It would be a mistake for airlines not to bring back the A380, argues Emirates CEO Sir Tim Clark in an interview with Airline Ratings.
Following the recent return of the A380, Mr Clark was asked about his thoughts on the surprising return of the aircraft and whether this unexpected comeback will endure.
According to Clark, these planes will be brought back since demand is so high right now, and the A380s will come into their own in the following 18 months or two years where they can fly them.
As a result of the increased demand, more airlines will bring back their A380s, as “they’d be nuts not to.” The costs are so much higher than they used to be. The passenger mix has shifted to include a more significant proportion of high-end business travellers, proving that individuals are still willing to travel despite popular belief.
Clark added, “Alan Joyce of Qantas told me that of all Australians surveyed, 60 per cent of them stated they would leave Australia the moment they could go, which makes around 14 million people. In addition to this, many more people would like to visit Australia and New Zealand.
Emirates, according to Clark, is seeing significant demand for its premium cabin even though it has not yet returned to key countries like China and India, both of which continue to place stringent restrictions on travel. As seat per kilometre rises by 30-40%, customers are willing to pay more for premium cabins and even economy class.
That’s fantastic news for Emirates since they’re bringing back their entire network with a massive A380-dominated fleet, but other airlines have said they’ll leave their A380s grounded indefinitely. For the time being, Emirates’ primary concern is getting its crew back, and Clark predicts that this will take until June 2022 or later.
Clark said that the cargo market is solid and would remain so for the foreseeable future. Several B777s operated by Emirates have been converted to freighters. Clark claimed that they could use the whole fleet of B777 freighters, which he estimated to be over 160 aircraft. The cargo business has grown dramatically compared it to pre-pandemic. The global lack of ship containers is one of the factors contributing to the rapid expansion. The ships exist, but the containers do not. As a result, the need for air freight has expanded as a means of transport for manufacturers.

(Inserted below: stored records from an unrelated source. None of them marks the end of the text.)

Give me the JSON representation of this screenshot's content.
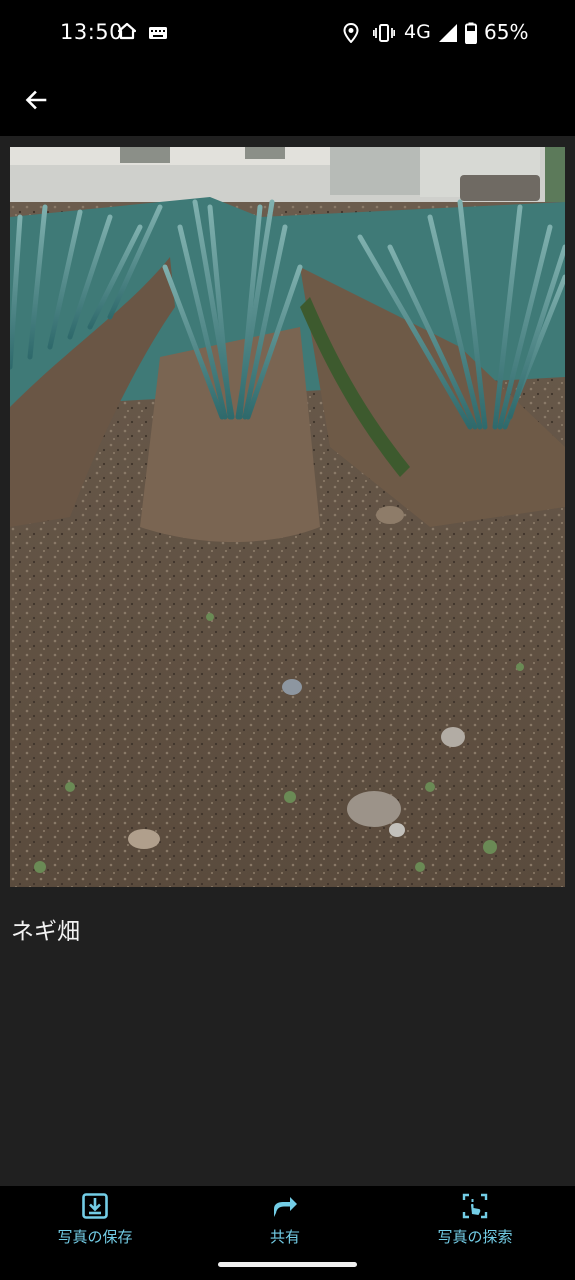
{
  "status_bar": {
    "time": "13:50",
    "network": "4G",
    "battery": "65%",
    "icons": [
      "home-icon",
      "keyboard-icon",
      "location-icon",
      "vibrate-icon",
      "signal-icon",
      "battery-icon"
    ]
  },
  "app_bar": {
    "back_icon": "arrow-left-icon"
  },
  "photo": {
    "subject": "ネギ畑"
  },
  "caption": "ネギ畑",
  "actions": [
    {
      "label": "写真の保存",
      "icon": "download-icon"
    },
    {
      "label": "共有",
      "icon": "share-icon"
    },
    {
      "label": "写真の探索",
      "icon": "explore-photo-icon"
    }
  ],
  "colors": {
    "accent": "#73cde6",
    "background": "#202020",
    "bars": "#000000"
  }
}
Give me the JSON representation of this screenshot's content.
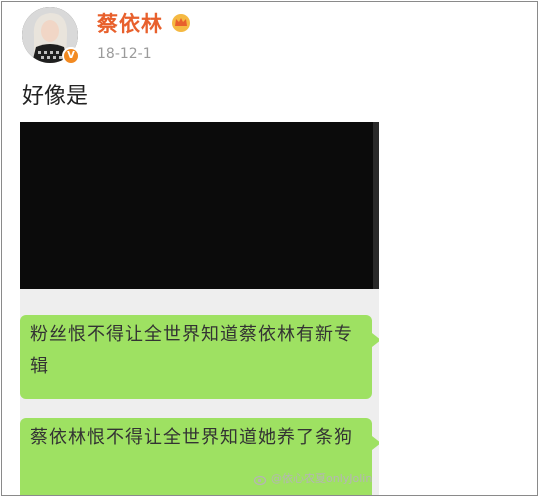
{
  "post": {
    "author": "蔡依林",
    "date": "18-12-1",
    "text": "好像是",
    "verified_badge": "V",
    "avatar_icon": "avatar-photo",
    "crown_icon": "crown-icon"
  },
  "image": {
    "messages": [
      {
        "text": "粉丝恨不得让全世界知道蔡依林有新专辑"
      },
      {
        "text": "蔡依林恨不得让全世界知道她养了条狗"
      }
    ],
    "watermark": "@依心农夏onlyJolin",
    "bubble_color": "#9ee162"
  },
  "colors": {
    "author_name": "#e8602c",
    "badge": "#f28a22"
  }
}
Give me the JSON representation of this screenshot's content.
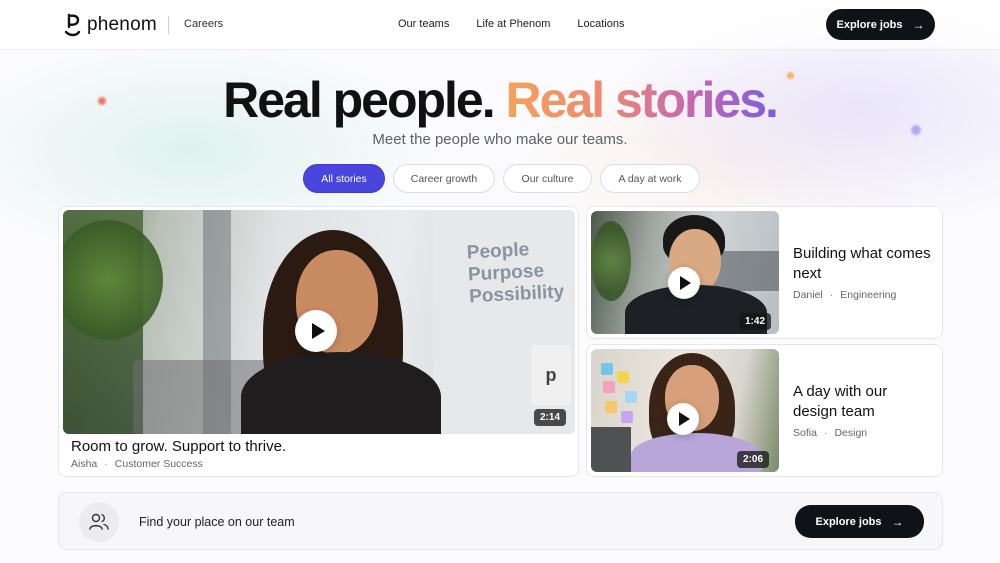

Clark noted that Emirates is also accomplishing the financial targets as last week they broke even; it was the first time since the pandemic started that Emirates went to profit and are now cash positive with 95 A380s still sitting on the ground.
Since July of last year, the passenger market in Dubai has recovered, and the city has been a popular destination for tourists. In the past, Emirates carried 170.000 people a day; today, they travel between 60,000 and 75,000 passengers a day. Emirates could generate a profit despite having more passengers and having the majority of its A380s grounded because passenger traffic is now returning at a much higher yield.
According to Clark, “Equilibrium requires supply and demand to be matched” when asked whether the high yield will last.
“Two things happen when demand exceeds supply: prices rise naturally, and people may choose to do something else instead”.
“The capacity over the next two years is going to be quite a lot less than it was in 2019. All the airlines have taken so much debt on their balance sheets, they can’t afford to open, they can’t afford to open loss-making long-haul routes, they can’t afford to buy new aeroplanes because that would cause new debts, so they’ve got to muddle through until they can restore the equilibrium”.
“If that’s going to be in 2025 or 2024, I don’t know. That’s why we will restore our network and our fleet to its former glory quickly, maybe by May 2022”.
Source: Airline Ratings